─── SUPPLIED ENTRIES

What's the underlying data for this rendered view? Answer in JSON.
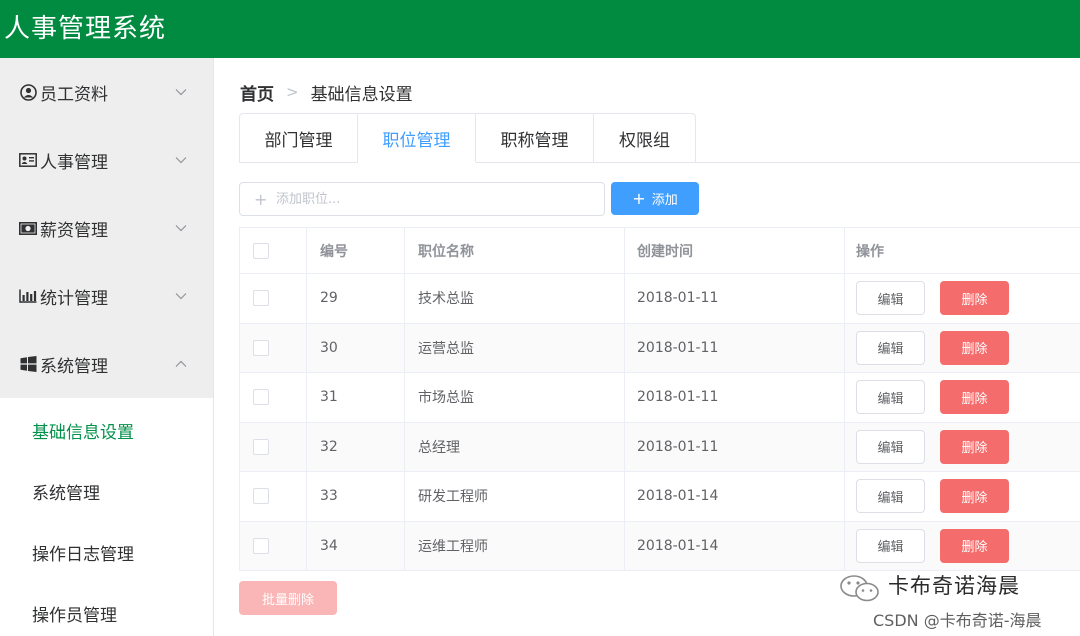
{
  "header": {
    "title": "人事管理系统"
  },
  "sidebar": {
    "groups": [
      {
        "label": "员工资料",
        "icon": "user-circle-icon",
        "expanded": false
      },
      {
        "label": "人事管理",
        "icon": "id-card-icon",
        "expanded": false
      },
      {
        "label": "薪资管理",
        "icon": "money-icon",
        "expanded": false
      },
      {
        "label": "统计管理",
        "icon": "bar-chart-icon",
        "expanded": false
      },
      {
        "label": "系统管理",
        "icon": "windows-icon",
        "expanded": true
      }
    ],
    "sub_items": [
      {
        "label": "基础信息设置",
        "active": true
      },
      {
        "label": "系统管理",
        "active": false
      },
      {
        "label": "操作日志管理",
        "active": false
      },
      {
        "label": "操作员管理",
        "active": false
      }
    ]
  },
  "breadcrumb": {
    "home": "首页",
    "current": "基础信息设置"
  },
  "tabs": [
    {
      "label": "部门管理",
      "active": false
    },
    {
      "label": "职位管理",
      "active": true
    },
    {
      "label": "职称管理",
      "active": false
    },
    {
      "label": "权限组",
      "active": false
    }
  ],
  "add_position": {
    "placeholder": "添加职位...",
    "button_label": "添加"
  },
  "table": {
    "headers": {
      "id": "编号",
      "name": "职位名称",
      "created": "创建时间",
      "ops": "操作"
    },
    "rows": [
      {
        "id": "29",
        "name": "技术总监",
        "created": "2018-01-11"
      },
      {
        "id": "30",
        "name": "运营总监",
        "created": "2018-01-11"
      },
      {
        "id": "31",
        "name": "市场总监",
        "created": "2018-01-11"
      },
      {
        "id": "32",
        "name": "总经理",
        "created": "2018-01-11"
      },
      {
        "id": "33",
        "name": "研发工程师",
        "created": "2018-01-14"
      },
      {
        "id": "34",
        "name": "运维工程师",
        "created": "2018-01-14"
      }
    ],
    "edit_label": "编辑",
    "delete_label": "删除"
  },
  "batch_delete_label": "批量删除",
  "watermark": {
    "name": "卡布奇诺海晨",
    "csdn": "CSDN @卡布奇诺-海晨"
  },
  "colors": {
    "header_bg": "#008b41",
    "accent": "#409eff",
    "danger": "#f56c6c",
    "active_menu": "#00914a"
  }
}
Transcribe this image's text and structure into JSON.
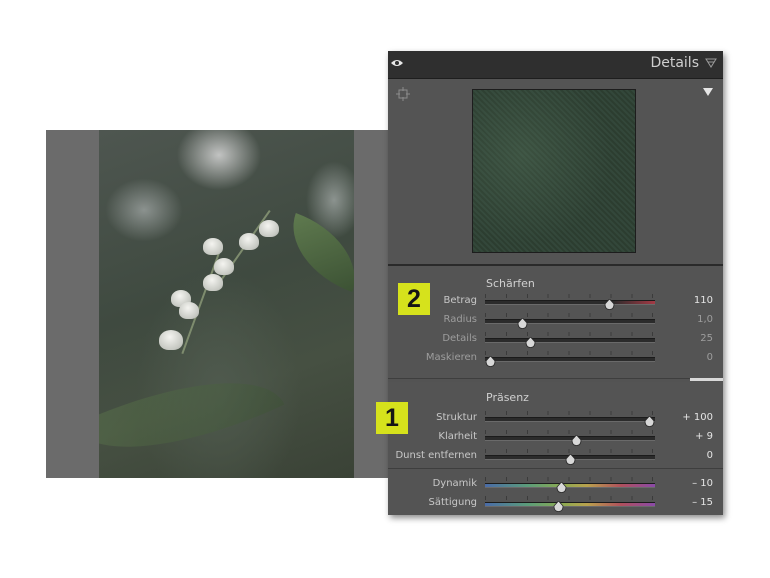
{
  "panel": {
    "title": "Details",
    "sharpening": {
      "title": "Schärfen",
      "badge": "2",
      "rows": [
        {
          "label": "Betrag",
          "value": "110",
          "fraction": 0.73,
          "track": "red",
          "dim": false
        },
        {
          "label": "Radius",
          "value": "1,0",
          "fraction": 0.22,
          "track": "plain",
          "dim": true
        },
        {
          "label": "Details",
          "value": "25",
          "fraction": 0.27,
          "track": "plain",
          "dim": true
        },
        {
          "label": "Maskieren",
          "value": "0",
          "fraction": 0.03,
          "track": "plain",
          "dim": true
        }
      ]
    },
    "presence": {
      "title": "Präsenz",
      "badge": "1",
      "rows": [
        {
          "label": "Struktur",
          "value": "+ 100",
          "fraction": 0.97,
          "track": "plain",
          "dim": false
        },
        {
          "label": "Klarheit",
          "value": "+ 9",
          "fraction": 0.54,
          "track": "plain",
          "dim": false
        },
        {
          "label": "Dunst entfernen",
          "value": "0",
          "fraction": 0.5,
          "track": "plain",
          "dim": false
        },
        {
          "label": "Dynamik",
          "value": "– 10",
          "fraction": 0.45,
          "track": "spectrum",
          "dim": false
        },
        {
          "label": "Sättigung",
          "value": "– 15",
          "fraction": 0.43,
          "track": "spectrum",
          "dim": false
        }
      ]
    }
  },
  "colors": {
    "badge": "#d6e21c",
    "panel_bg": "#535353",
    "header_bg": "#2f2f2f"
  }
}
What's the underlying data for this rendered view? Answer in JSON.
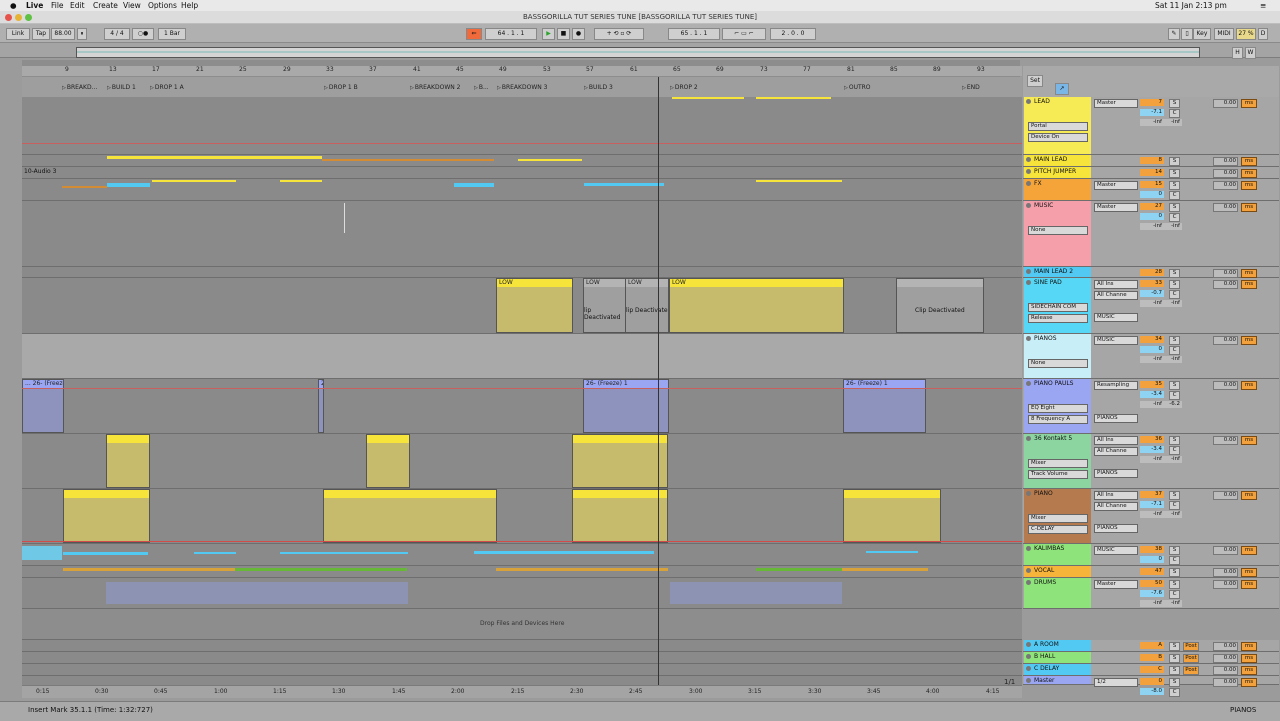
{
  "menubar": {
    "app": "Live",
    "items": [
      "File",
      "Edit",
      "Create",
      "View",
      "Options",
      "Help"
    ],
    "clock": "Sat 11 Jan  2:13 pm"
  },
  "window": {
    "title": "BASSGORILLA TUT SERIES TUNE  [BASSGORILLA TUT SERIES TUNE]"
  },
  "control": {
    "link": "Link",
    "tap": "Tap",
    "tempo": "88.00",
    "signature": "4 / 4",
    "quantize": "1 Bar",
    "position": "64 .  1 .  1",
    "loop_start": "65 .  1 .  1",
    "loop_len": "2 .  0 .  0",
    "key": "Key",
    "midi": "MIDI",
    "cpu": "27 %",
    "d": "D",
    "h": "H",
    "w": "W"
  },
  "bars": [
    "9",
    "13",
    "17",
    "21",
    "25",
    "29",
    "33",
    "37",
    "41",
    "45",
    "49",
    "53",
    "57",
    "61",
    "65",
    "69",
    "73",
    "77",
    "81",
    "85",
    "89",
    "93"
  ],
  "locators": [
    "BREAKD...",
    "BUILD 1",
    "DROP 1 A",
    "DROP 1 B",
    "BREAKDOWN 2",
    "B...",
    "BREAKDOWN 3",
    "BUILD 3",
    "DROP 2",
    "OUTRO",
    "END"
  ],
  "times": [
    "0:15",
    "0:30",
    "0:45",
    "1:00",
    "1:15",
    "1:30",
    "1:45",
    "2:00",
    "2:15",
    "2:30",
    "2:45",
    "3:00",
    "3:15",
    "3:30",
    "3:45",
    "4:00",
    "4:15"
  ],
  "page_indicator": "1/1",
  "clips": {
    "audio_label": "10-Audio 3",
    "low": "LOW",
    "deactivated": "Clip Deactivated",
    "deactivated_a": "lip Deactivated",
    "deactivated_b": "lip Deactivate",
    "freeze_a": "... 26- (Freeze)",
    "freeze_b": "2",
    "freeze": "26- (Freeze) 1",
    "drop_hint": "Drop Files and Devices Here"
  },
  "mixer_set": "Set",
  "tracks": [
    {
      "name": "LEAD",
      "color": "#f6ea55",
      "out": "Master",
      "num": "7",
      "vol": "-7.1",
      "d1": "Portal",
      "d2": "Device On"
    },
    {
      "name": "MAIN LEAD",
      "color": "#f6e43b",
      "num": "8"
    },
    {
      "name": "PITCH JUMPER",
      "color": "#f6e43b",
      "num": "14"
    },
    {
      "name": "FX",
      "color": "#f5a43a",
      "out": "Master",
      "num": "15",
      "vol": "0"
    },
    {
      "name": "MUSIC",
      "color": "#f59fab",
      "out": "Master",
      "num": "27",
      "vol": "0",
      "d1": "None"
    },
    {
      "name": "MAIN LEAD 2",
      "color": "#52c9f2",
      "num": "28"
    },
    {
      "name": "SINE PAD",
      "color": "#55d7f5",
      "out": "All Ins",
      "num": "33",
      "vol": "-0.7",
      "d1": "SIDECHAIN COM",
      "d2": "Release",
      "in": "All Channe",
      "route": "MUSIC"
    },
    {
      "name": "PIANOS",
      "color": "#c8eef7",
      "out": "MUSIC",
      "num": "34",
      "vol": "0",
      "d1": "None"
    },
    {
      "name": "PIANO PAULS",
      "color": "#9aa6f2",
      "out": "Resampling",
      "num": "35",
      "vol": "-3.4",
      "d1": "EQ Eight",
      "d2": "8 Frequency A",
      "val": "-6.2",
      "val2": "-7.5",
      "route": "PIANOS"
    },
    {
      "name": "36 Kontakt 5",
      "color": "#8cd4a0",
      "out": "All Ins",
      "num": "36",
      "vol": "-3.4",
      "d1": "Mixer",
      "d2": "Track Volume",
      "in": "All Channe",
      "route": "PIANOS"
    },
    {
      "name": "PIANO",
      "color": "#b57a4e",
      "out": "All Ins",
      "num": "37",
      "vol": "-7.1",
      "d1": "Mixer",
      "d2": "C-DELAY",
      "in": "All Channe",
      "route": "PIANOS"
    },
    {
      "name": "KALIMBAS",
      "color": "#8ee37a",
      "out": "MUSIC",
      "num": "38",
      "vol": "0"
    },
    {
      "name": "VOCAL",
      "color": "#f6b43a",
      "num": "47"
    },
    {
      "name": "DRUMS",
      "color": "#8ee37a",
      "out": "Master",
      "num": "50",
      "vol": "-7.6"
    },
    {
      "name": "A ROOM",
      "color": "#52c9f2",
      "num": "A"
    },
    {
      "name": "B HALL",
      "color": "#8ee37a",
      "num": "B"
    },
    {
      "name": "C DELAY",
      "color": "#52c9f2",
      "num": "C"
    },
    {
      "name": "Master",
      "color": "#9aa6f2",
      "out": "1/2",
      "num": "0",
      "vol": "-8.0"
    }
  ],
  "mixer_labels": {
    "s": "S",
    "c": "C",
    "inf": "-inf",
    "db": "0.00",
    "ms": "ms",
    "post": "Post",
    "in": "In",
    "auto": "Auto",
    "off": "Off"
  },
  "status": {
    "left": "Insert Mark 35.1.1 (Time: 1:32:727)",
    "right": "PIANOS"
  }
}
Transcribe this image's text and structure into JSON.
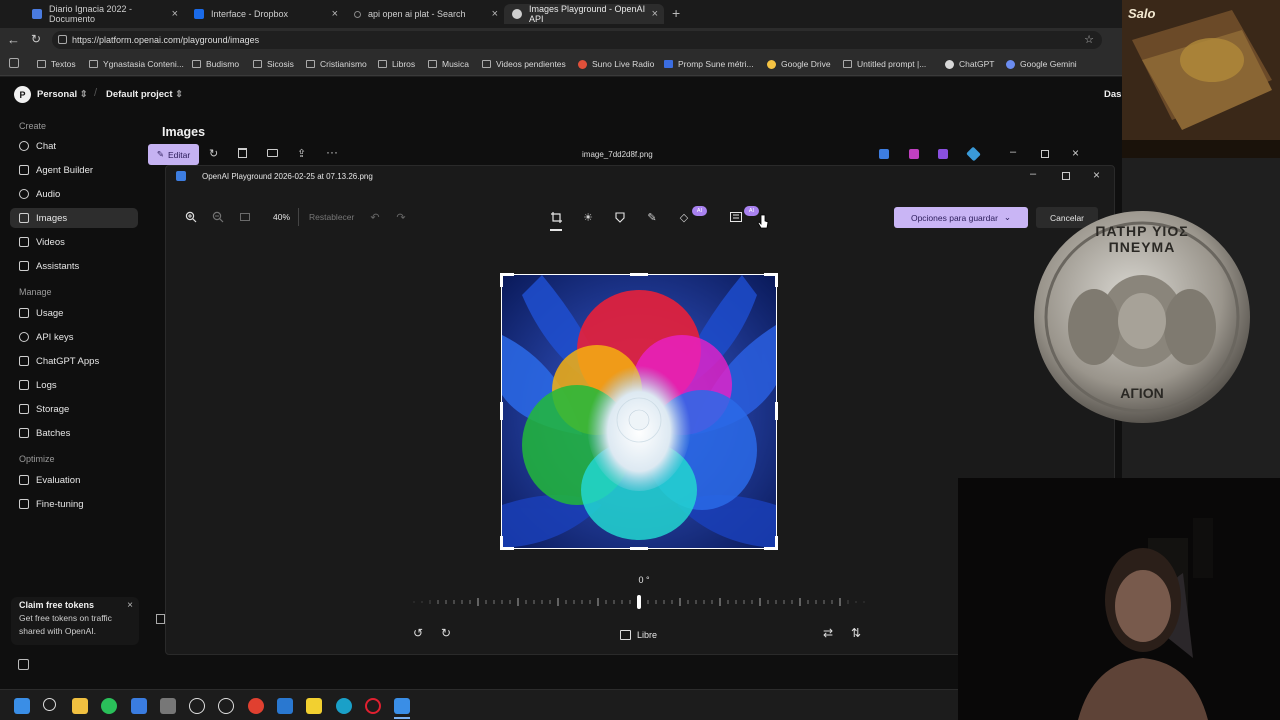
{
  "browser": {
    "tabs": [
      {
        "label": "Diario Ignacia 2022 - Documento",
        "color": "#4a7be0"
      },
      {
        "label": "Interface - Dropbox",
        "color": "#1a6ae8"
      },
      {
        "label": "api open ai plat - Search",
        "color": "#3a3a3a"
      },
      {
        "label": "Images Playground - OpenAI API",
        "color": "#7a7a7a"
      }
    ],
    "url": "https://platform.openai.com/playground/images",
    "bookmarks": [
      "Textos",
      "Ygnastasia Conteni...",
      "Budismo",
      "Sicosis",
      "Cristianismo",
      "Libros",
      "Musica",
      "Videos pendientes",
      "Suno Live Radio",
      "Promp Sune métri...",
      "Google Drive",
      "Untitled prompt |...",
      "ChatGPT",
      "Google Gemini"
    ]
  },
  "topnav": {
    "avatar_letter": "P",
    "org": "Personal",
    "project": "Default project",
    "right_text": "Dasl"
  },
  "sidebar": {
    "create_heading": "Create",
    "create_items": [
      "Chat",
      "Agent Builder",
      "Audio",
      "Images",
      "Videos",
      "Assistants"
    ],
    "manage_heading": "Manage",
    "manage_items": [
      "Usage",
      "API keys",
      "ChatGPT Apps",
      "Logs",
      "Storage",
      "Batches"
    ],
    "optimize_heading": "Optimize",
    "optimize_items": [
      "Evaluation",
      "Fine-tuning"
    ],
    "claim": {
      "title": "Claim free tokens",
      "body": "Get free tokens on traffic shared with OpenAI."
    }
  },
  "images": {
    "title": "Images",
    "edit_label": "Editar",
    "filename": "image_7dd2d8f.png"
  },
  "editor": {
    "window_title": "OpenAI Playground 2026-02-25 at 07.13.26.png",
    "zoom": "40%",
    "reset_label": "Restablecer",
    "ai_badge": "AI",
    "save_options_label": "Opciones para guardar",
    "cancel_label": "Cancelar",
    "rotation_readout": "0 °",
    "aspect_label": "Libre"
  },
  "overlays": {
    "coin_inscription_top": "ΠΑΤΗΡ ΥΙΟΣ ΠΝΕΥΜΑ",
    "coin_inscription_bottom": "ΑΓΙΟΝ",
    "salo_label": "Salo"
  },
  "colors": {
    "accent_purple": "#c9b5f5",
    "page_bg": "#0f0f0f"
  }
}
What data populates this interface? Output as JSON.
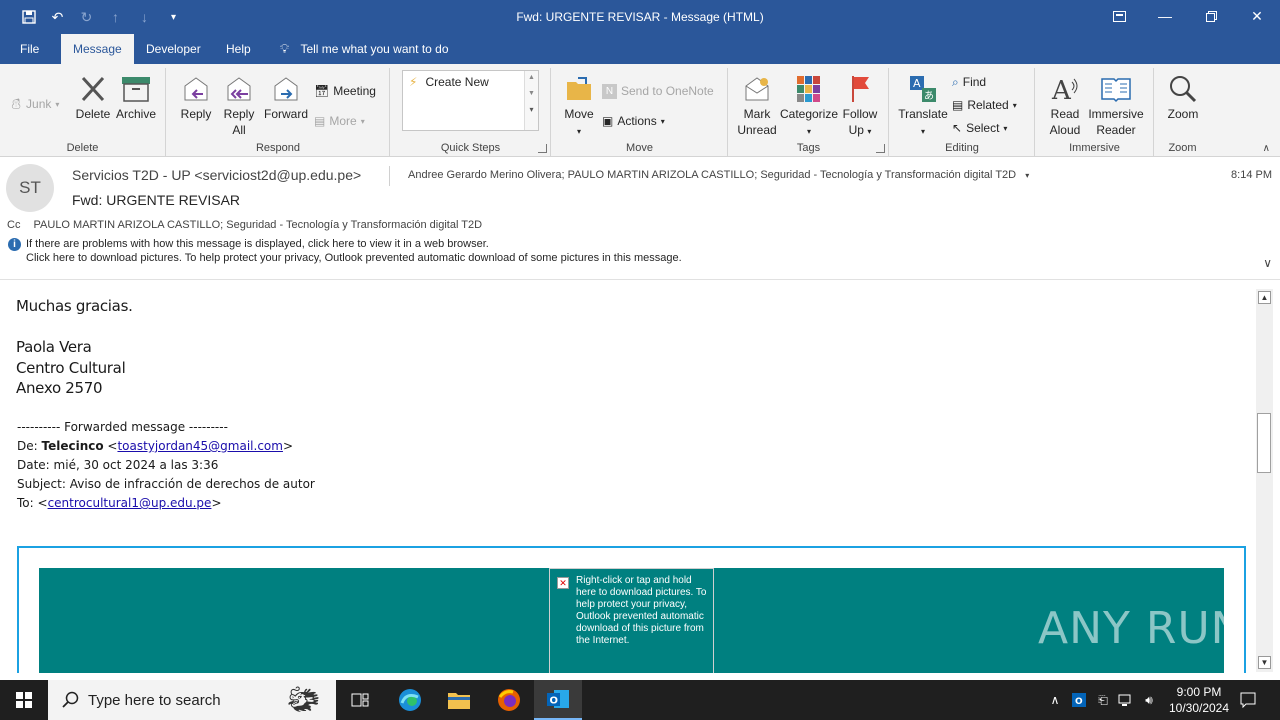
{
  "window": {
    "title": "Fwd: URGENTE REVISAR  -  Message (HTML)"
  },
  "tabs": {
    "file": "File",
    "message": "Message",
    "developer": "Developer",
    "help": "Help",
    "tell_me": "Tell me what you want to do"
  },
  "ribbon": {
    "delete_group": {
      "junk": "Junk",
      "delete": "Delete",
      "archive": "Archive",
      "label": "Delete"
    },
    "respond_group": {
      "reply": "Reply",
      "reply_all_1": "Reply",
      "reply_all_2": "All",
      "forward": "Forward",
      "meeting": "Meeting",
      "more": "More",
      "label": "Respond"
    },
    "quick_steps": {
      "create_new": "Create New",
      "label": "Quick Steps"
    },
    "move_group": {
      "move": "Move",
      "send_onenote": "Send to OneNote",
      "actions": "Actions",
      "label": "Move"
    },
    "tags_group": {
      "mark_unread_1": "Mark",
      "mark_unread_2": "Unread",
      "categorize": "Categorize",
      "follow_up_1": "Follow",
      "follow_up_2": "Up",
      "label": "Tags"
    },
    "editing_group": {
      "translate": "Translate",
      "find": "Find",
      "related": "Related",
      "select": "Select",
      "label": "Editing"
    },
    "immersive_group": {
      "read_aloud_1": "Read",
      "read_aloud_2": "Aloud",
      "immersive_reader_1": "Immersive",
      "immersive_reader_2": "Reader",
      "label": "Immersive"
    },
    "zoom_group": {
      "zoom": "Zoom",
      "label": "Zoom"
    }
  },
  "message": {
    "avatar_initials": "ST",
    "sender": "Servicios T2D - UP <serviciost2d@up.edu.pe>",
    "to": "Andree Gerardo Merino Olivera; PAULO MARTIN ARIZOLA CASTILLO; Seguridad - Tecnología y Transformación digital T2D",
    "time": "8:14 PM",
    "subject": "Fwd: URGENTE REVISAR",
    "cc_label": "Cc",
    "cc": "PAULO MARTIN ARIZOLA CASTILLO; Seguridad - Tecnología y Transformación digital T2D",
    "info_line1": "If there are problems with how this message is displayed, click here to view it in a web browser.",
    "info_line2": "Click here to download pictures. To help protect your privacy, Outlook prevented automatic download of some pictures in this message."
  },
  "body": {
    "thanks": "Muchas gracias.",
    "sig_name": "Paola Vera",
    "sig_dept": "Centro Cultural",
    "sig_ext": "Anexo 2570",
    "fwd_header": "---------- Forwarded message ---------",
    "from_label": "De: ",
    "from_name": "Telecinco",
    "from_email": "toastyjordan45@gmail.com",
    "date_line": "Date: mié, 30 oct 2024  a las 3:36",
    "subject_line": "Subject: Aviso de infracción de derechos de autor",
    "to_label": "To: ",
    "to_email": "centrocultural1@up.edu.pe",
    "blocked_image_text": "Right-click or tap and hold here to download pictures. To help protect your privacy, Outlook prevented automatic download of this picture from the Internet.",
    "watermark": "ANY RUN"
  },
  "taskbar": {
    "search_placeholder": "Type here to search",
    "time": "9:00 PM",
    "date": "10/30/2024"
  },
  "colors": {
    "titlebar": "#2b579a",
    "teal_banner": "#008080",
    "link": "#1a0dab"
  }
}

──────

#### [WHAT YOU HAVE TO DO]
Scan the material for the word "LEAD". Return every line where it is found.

#### [RESPONSE]
      "name": "LEAD",
      "name": "MAIN LEAD",
      "name": "MAIN LEAD 2",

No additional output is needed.